Despite the softness demonstrated by the Jerusalem District Court, led by Judge Musya Arad, toward Ehud Olmert in sentencing him, it should be remembered that the former prime minister was convicted of four substantive breaches of trust. And a fifth breach of trust, not criminal in nature but a violation of norms and ethics, was committed by Olmert toward the court.
At the last moment, to avoid a ruling that his crimes involved moral turpitude, Olmert declared that he was not a public figure and that he would not continue to accept the government benefits to which former prime ministers are entitled (it can be assumed that state payments for the rent of Olmert's office in a Tel Aviv skyscraper and the salaries of his staff were immediately halted). Olmert claimed that he was a normal citizen and there was no need to consider the issue of moral turpitude. Yet, only several weeks later, Olmert is being featured on Israeli media outlets as considering a return to the political scene and possibly even running for prime minister.
Olmert's readiness to consider a return to politics so soon after declaring he had no such intentions is a breach of trust toward the court system and the State Prosecutor's Office. If Olmert's current actions had been anticipated, it is unlikely that the prosecution would have agreed to postpone a discussion on the matter of moral turpitude (the option of considering moral turpitude was never pulled off the table altogether).
Right now, everything is political. On Friday, Yedioth Ahronoth published credible information that Prime Minister Benjamin Netanyahu and Defense Minister Ehud Barak had considered the possibility of making a peace agreement with Syria, before Syrian President Bashar al-Assad began massacring his own people last year. The U.S. confirmed that such deliberations took place. The report said that Netanyahu was willing to make significant concessions on the Golan Heights.
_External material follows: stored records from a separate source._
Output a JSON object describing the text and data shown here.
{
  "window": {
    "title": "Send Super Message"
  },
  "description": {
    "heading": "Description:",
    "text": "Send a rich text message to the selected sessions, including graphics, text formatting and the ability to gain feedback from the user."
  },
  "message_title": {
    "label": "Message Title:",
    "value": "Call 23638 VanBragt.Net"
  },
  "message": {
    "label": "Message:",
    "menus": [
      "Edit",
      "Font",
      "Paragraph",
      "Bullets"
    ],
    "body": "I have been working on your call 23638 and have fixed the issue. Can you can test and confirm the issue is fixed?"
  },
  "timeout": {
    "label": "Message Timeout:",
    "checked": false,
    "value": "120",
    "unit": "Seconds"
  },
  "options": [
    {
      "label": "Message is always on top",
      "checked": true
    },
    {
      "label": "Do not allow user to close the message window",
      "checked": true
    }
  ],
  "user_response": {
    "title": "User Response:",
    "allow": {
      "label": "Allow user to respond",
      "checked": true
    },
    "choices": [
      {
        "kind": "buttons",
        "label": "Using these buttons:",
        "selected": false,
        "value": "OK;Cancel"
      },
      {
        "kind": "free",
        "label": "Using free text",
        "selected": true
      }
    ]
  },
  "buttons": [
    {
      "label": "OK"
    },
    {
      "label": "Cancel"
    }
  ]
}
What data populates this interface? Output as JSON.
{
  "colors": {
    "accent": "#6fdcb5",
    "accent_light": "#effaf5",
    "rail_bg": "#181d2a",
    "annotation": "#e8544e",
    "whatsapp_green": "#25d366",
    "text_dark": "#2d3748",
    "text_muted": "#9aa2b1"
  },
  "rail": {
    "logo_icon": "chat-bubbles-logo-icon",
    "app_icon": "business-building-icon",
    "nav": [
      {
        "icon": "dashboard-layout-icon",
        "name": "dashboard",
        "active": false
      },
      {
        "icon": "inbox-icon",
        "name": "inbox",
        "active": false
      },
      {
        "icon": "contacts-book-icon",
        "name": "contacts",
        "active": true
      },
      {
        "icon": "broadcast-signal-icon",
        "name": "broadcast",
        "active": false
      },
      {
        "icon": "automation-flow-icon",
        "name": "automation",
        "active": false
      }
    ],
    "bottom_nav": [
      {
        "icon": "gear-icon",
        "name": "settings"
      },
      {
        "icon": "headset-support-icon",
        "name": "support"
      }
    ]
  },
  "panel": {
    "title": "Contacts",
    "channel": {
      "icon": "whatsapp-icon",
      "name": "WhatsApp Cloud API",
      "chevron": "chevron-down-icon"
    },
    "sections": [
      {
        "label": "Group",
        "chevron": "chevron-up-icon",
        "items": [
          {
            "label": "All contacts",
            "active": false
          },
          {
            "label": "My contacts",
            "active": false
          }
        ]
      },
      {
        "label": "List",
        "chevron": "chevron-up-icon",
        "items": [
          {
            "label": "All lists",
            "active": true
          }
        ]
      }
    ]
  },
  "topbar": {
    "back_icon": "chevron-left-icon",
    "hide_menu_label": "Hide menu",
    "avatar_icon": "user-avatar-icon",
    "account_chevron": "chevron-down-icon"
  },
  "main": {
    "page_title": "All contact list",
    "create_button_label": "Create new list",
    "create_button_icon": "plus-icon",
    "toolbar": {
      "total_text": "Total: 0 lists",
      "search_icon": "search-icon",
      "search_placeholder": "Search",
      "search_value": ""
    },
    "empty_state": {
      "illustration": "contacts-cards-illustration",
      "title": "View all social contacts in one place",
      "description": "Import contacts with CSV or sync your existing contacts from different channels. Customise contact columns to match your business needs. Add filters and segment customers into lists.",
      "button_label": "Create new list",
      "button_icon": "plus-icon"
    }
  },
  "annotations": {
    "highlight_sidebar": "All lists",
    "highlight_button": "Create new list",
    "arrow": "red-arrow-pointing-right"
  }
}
The assumption was that the publication of this report would hurt Netanyahu in the coming elections. This is not necessarily the case, however. On one hand, the Right will be angry at Netanyahu. But on the other hand, there are many in the center-left bloc who believe that Netanyahu does not seriously intend to compromise with any Arab entity. The Yedioth Ahronoth report could in fact help Netanyahu claim that he is not as hard-line as his rivals portray him to be.
The onslaught now being conducted by Moshe (Bogie) Ya'alon and other Likud ministers against Barak is also political. This is natural, but it arouses curiosity. Why is it beneficial, in terms of the Likud primaries, for these politicians to hurl criticism at Barak, who is not a member of the party? It is also confusing. These ministers have put Netanyahu in a problematic light, making it appear as if Barak is able to impose his positions on the government at will. This is not true.
This is only the beginning. Elections always provide a license to vilify, exaggerate, offend, make vain, swear to lies, spread charms and theories, mock friends and be photographed smirking with enemies (just wait for the photograph of the hug between Eli Yishai and Aryeh Deri when they are forced to run on the same list). But after the elections, a giant “Delete” button will be pushed, and it will be as if nothing happened and everyone will sit down for negotiations on assembling the next coalition.